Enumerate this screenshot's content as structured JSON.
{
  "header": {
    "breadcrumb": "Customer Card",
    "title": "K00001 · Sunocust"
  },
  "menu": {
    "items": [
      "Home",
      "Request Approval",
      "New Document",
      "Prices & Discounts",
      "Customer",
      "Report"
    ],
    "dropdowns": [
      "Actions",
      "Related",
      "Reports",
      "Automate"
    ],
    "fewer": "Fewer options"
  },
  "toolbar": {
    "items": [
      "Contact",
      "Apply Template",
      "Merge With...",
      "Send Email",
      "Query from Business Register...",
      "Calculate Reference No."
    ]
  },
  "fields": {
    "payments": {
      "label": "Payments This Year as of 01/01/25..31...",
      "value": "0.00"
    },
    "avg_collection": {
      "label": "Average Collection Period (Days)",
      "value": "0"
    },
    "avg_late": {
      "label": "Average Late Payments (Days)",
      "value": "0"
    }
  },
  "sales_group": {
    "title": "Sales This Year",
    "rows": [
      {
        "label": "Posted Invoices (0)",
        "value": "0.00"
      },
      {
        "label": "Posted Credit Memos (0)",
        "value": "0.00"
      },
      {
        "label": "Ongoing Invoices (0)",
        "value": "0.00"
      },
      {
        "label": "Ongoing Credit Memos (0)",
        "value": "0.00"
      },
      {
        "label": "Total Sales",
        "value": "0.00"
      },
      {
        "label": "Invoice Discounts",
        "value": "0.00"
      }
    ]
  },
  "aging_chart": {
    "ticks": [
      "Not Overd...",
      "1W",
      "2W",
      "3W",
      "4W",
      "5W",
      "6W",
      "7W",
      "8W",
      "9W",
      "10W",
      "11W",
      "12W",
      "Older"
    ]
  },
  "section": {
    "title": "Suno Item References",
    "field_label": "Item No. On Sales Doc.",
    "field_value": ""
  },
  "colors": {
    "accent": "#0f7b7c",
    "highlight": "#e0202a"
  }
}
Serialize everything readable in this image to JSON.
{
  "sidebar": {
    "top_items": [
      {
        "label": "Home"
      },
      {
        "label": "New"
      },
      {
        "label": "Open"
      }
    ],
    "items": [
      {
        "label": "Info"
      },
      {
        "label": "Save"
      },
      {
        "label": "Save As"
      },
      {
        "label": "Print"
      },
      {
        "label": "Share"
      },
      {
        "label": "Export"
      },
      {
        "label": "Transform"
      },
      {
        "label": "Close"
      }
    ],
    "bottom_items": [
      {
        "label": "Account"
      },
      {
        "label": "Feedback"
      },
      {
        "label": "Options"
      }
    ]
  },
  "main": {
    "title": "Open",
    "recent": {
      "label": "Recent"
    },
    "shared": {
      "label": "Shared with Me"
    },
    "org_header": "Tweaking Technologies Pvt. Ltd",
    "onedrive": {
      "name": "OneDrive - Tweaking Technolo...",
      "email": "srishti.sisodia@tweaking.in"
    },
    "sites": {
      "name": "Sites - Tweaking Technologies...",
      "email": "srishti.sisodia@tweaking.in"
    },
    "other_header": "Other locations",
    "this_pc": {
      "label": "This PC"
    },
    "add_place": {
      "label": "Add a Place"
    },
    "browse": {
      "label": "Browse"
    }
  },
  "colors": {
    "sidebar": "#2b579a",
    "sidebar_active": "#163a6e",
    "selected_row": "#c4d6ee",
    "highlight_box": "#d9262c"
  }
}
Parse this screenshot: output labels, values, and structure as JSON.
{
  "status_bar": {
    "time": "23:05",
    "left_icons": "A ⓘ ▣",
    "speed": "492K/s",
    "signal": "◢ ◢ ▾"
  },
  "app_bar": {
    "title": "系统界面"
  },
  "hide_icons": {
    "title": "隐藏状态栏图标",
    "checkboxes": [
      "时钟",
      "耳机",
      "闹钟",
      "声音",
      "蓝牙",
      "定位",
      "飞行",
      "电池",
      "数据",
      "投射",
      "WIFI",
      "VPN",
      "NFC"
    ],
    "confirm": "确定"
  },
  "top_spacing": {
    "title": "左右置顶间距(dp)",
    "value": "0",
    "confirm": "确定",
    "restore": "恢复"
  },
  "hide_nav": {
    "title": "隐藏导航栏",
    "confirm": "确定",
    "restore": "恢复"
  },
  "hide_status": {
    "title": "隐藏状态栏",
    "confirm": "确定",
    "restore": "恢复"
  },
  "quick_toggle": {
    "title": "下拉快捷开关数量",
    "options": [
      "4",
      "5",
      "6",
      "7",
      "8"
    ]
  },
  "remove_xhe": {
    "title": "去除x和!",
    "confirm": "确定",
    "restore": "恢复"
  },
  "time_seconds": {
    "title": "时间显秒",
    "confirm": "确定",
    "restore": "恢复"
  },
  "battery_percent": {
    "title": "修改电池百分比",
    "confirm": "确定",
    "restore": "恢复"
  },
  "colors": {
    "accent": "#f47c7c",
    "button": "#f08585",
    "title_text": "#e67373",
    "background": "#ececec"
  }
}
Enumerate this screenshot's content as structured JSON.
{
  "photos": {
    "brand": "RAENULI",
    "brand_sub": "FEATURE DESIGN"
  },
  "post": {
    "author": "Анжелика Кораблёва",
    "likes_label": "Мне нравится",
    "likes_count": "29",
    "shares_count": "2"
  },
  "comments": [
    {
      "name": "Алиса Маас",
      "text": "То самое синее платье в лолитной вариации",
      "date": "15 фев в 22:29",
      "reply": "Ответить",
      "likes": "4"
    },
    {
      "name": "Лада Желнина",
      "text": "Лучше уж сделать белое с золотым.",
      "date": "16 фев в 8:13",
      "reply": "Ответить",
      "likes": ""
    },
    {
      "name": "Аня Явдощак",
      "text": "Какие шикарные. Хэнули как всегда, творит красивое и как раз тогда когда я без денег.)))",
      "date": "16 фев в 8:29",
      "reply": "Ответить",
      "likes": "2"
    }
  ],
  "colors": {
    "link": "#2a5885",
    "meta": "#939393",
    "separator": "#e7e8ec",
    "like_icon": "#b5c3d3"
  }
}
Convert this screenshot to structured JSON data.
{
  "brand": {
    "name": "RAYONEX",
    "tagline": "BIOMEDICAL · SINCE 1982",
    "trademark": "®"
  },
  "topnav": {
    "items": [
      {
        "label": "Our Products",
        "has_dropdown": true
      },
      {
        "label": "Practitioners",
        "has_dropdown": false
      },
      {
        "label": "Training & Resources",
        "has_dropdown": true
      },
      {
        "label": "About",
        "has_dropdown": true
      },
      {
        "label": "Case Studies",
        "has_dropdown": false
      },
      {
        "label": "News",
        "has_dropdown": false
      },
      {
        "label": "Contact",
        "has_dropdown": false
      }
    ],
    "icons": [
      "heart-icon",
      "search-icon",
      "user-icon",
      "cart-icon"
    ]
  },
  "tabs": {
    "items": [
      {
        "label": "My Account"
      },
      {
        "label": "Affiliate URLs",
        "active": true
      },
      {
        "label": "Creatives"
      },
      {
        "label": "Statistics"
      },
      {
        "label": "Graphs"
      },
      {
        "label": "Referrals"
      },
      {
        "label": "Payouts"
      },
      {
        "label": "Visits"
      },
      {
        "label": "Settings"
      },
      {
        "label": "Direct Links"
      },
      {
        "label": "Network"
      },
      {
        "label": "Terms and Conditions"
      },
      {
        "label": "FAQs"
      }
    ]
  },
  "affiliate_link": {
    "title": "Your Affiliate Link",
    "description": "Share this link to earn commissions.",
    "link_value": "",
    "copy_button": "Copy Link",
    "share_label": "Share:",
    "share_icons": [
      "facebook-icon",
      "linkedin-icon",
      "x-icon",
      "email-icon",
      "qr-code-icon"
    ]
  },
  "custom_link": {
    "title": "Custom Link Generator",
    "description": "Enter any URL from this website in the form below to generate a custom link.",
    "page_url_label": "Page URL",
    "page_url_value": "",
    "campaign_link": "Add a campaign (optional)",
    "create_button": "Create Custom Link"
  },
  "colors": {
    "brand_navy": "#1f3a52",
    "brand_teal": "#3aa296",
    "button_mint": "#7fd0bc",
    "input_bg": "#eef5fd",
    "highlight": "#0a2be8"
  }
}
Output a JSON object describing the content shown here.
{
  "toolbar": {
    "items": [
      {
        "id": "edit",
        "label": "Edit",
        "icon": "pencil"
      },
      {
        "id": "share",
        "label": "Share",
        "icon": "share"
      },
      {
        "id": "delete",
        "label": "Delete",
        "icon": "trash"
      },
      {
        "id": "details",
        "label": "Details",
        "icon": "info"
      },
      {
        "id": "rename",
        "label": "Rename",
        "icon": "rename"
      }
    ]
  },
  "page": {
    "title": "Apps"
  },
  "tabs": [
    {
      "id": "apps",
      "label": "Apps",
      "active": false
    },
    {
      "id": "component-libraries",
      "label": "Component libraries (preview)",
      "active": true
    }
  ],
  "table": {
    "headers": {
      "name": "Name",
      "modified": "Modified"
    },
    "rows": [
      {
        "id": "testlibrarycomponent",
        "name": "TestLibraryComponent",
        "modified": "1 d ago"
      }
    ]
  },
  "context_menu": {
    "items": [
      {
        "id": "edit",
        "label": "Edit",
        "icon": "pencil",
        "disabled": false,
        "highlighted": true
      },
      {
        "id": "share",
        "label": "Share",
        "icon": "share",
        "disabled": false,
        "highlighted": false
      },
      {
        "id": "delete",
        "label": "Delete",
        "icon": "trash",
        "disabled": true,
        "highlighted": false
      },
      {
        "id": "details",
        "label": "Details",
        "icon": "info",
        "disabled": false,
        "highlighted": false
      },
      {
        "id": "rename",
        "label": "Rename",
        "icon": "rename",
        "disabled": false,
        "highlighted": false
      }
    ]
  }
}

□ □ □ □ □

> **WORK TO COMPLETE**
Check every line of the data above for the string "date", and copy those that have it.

> **RESPONSE TO THE EXERCISE**
      "date": "15 фев в 22:29",
      "date": "16 фев в 8:13",
      "date": "16 фев в 8:29",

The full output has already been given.